(WHAT TO WORK ON): Scan the records for the word "true". Return each line where it is found.

(THE RECORDS):
____________________

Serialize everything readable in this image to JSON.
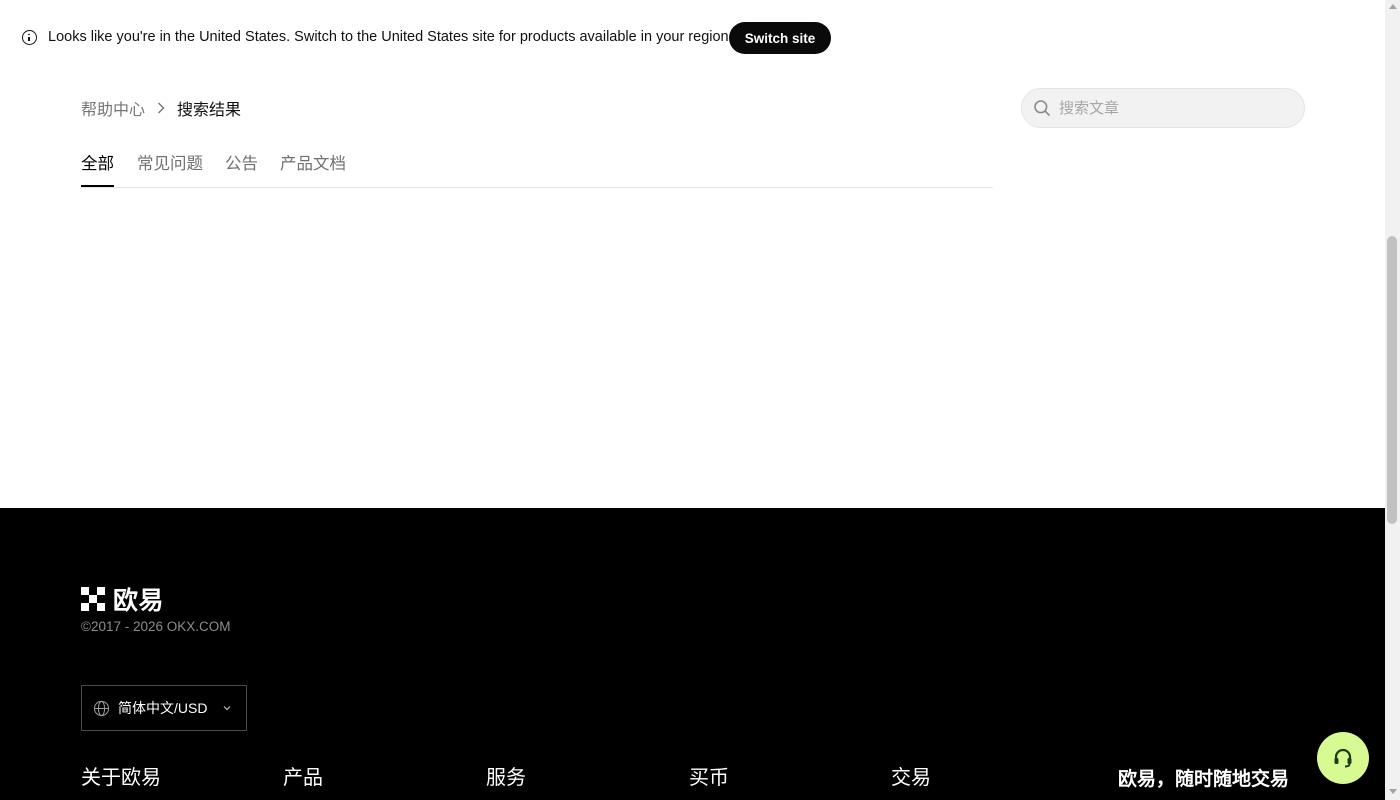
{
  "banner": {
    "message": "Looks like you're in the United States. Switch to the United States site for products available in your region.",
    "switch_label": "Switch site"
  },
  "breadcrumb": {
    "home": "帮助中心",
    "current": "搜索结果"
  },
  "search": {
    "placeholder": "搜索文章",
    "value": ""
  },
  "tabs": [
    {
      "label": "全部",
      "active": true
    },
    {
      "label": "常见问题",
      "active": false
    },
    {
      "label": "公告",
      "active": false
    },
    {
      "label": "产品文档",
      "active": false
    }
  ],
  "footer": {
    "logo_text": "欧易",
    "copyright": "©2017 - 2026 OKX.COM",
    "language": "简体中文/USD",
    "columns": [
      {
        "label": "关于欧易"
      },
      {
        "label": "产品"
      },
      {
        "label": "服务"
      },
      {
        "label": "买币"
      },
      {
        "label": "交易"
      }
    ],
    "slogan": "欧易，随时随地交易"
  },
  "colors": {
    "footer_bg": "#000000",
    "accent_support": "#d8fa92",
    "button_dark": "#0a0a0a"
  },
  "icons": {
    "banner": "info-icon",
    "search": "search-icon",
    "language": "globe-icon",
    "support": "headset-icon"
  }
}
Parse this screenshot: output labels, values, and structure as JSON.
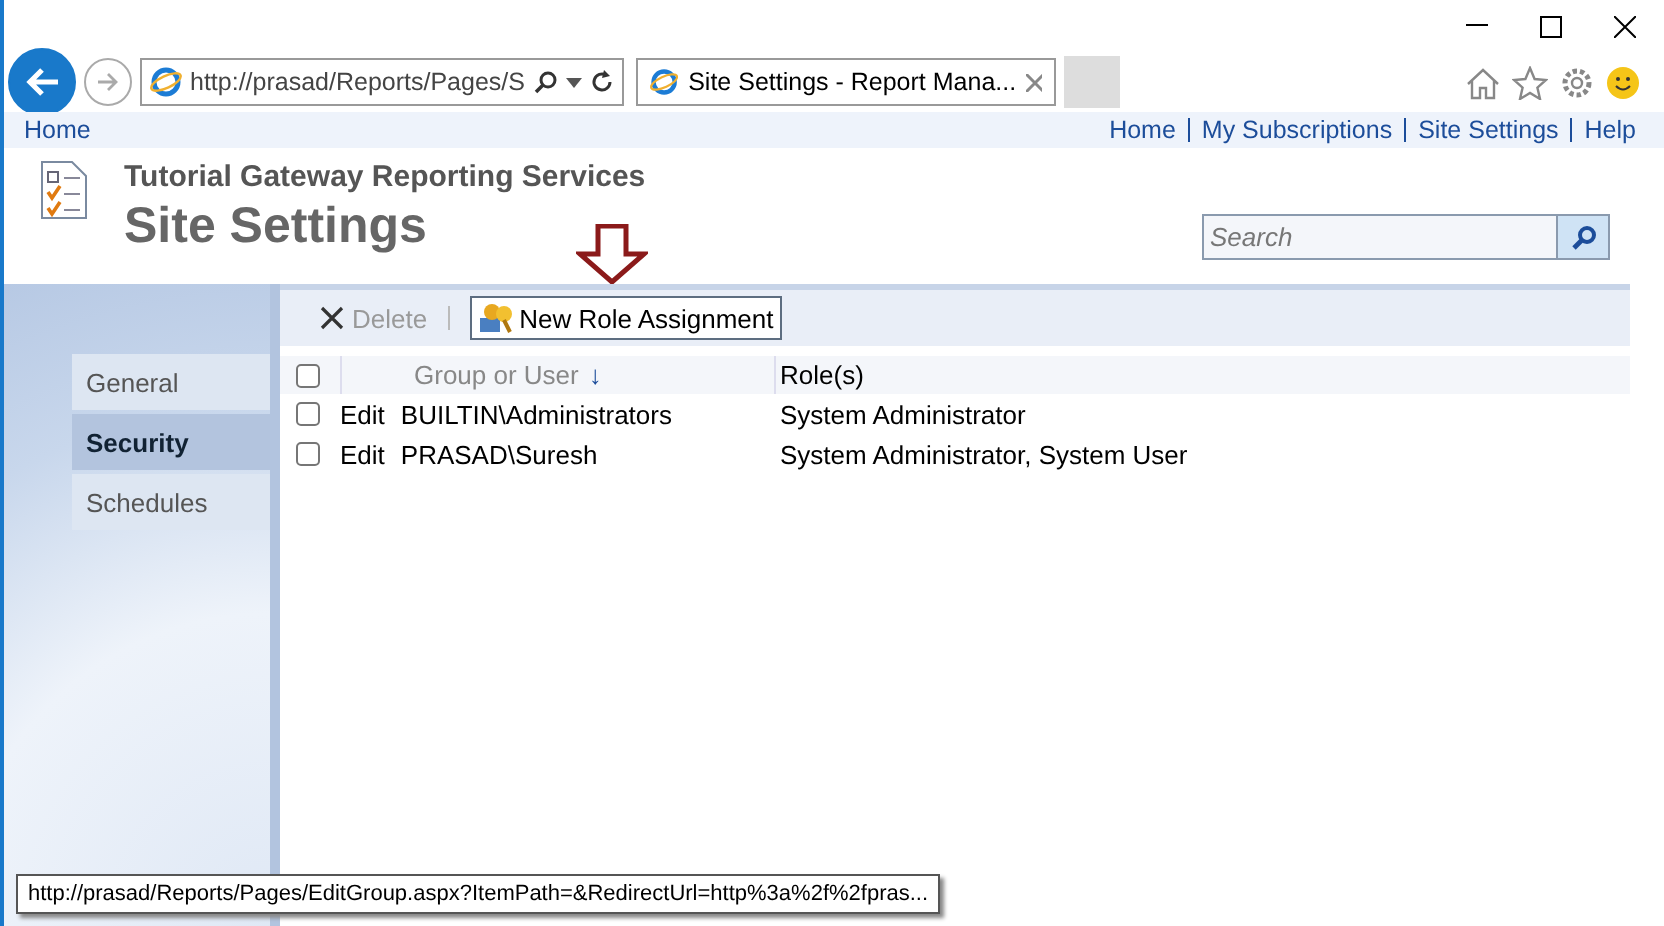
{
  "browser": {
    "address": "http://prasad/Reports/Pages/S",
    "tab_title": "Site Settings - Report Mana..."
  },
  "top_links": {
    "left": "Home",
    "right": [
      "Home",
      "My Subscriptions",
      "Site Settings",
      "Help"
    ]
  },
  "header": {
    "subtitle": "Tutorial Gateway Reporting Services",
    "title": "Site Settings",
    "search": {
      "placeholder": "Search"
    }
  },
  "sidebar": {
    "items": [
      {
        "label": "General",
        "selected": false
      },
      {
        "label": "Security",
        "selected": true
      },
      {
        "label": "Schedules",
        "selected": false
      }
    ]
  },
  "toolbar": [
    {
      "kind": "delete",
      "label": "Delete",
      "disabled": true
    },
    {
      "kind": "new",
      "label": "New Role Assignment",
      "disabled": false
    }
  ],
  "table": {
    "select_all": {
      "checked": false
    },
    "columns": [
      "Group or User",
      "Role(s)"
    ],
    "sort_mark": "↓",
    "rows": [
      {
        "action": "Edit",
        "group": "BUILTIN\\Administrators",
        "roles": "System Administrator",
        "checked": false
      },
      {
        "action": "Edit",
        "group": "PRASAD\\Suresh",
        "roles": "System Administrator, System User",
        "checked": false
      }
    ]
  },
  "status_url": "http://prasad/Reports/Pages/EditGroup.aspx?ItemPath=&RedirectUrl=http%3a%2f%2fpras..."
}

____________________

(TASK RESULT):
      "active": true
        "selected": true
      "disabled": true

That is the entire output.